Its not the only option. But we opt to increase the weight of your decisions. If you can quicksave and quickload what is stopping you from taking on the challenge by wayfaring knight? But if your last save is 2 hours old, you will weigh that decision and if you do fight its gonna be far more scary.

  • What mission or side quest is the favourite of the team? And why?

I would say that the span of the gameplay and topics is so wide that it easily caters to different appeals. So there is no favourite kid in the family ? every quest has his own supporters.

  • You’ve been in the top of Steam sales before and during the release so, does piracy reallywarhorse-studios affect a game sales?

There is a long and tedious debates about piracy-sales relationship. Honestly I think that most of the people pirating the game would not buy it for the full price. But still, pirating is hurting smaller studios like us a lot. It can even mean GAME OVER. So if you want to assure future titles of a company or series you like, make sure to buy a copy and not steal it.

  • Battle royale games are trend now, shall we expect an implementation of the kind to your game? April’s fools is not far away, if you like the idea.

Of course the best addition to a single player, story driven, open world RPG … I guess we will have to think about a nice April’s fool.

  • There are a lot of young potential developers out there, inside our web too, what would you say to them? Any tips?

Try it and grind it! Sure you will get stomach ulcers, your hair will turn gray and your family will think you suffer from stockholm syndrom. But the payoff is worth you develop a video game not a boring B2B interface for a local egg supplier.

  • What is your favourite developer team? Perhaps any inspired you.

Paradox interactive and CDP! They make new and original games. That is what counts today!

  • And an inspirational game?

I have a long list of games that I adore but among my champions are: Fallout 1 and 2, Baldurs gate 1 and 2, Transport Tycoon, Pharaoh. From the new ones I really liked Mass Effect 1 and Witcher 2 and 3.

  • What’s your opinion on mods made by fans? Do you think Steam Workshop would end like Skyrim’s?

I am not informed on the fate of the Skyrim steam workshop.
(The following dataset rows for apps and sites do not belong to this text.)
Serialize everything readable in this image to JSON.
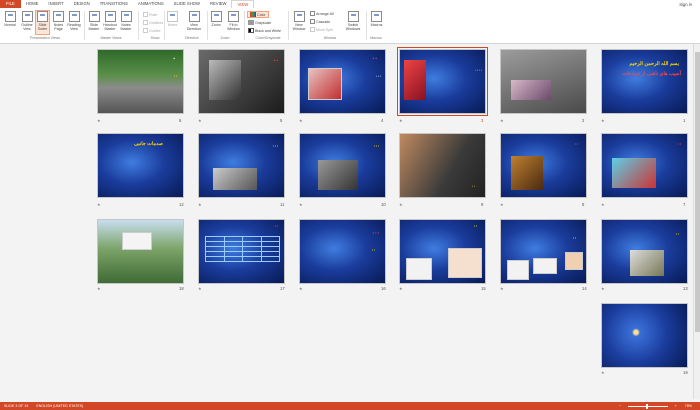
{
  "tabs": [
    "FILE",
    "HOME",
    "INSERT",
    "DESIGN",
    "TRANSITIONS",
    "ANIMATIONS",
    "SLIDE SHOW",
    "REVIEW",
    "VIEW"
  ],
  "sign_in": "Sign in",
  "ribbon": {
    "presentation_views": [
      "Normal",
      "Outline View",
      "Slide Sorter",
      "Notes Page",
      "Reading View"
    ],
    "master_views": [
      "Slide Master",
      "Handout Master",
      "Notes Master"
    ],
    "show": [
      "Ruler",
      "Gridlines",
      "Guides",
      "Notes"
    ],
    "show_group2": [
      "View Direction"
    ],
    "zoom": [
      "Zoom",
      "Fit to Window"
    ],
    "color": [
      "Color",
      "Grayscale",
      "Black and White"
    ],
    "window": [
      "New Window",
      "Arrange All",
      "Cascade",
      "Move Split",
      "Switch Windows"
    ],
    "macros": [
      "Macros"
    ],
    "group_labels": [
      "Presentation Views",
      "Master Views",
      "Show",
      "Direction",
      "Zoom",
      "Color/Grayscale",
      "Window",
      "Macros"
    ]
  },
  "slides": {
    "n1": "1",
    "n2": "2",
    "n3": "3",
    "n4": "4",
    "n5": "5",
    "n6": "6",
    "n7": "7",
    "n8": "8",
    "n9": "9",
    "n10": "10",
    "n11": "11",
    "n12": "12",
    "n13": "13",
    "n14": "14",
    "n15": "15",
    "n16": "16",
    "n17": "17",
    "n18": "18",
    "n19": "19",
    "s1": {
      "line1": "بسم الله الرحمن الرحيم",
      "line2": "آسیب های ناشی از تصادفات"
    },
    "s3": {
      "body": "• • • •"
    },
    "s4": {
      "title": "• •",
      "body": "• • •"
    },
    "s5": {
      "title": "• •"
    },
    "s6": {
      "title": "•",
      "body": "• •"
    },
    "s7": {
      "title": "• •"
    },
    "s8": {
      "title": "• •"
    },
    "s9": {
      "caption": "• •"
    },
    "s10": {
      "body": "• • •"
    },
    "s11": {
      "body": "• • •"
    },
    "s12": {
      "title": "صدمات جانبی"
    },
    "s13": {
      "body": "• •"
    },
    "s14": {
      "body": "• •"
    },
    "s15": {
      "title": "• •"
    },
    "s16": {
      "title": "• • •",
      "body": "• •"
    },
    "s17": {
      "title": "• •"
    }
  },
  "status": {
    "slide_counter": "SLIDE 3 OF 19",
    "language": "ENGLISH (UNITED STATES)",
    "zoom": "78%"
  }
}
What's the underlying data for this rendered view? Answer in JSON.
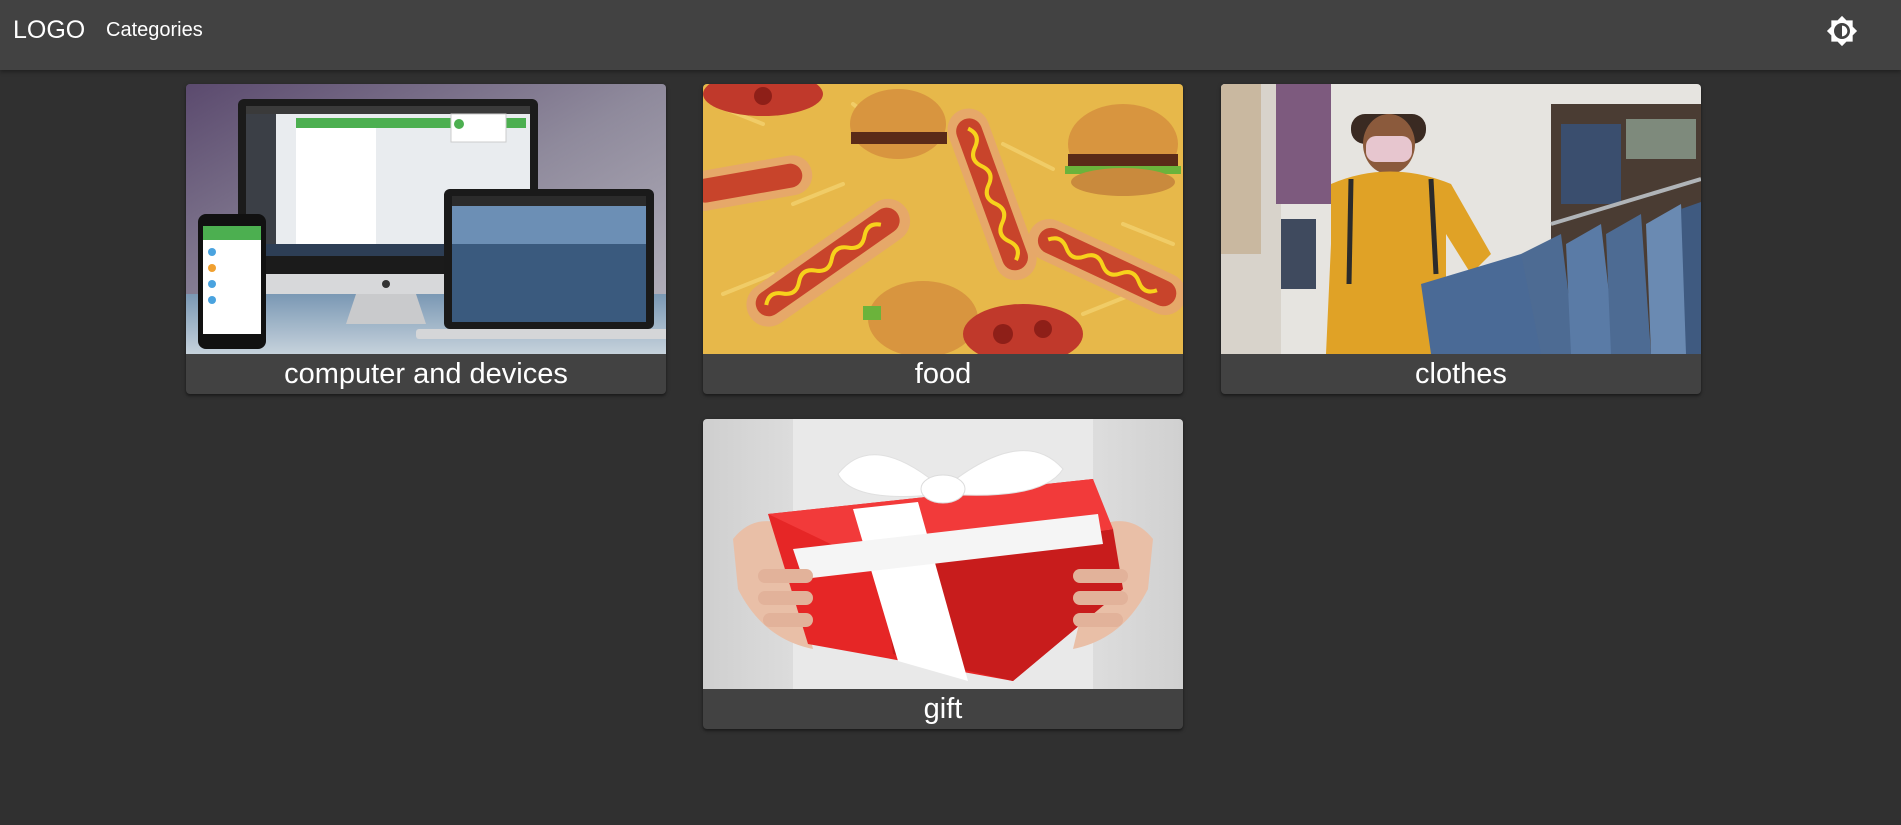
{
  "header": {
    "logo": "LOGO",
    "nav": {
      "categories_label": "Categories"
    },
    "theme_toggle_icon": "brightness-icon"
  },
  "categories": [
    {
      "label": "computer and devices",
      "image": "computer-and-devices-image"
    },
    {
      "label": "food",
      "image": "food-image"
    },
    {
      "label": "clothes",
      "image": "clothes-image"
    },
    {
      "label": "gift",
      "image": "gift-image"
    }
  ],
  "colors": {
    "background": "#303030",
    "appbar": "#424242",
    "card": "#424242",
    "text": "#ffffff"
  }
}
But we are not against modding and we plan to support the mod community anyway we can!

  • And, last but not least, why should people play your game? In your own words

If you are into, heavy RPGs or medieval history or you are tired of the games that go easy on you or you are into games with awesome forests and foliage, play KC:D. Otherwise play KC:D as well, who knows maybe you have a secret kink ?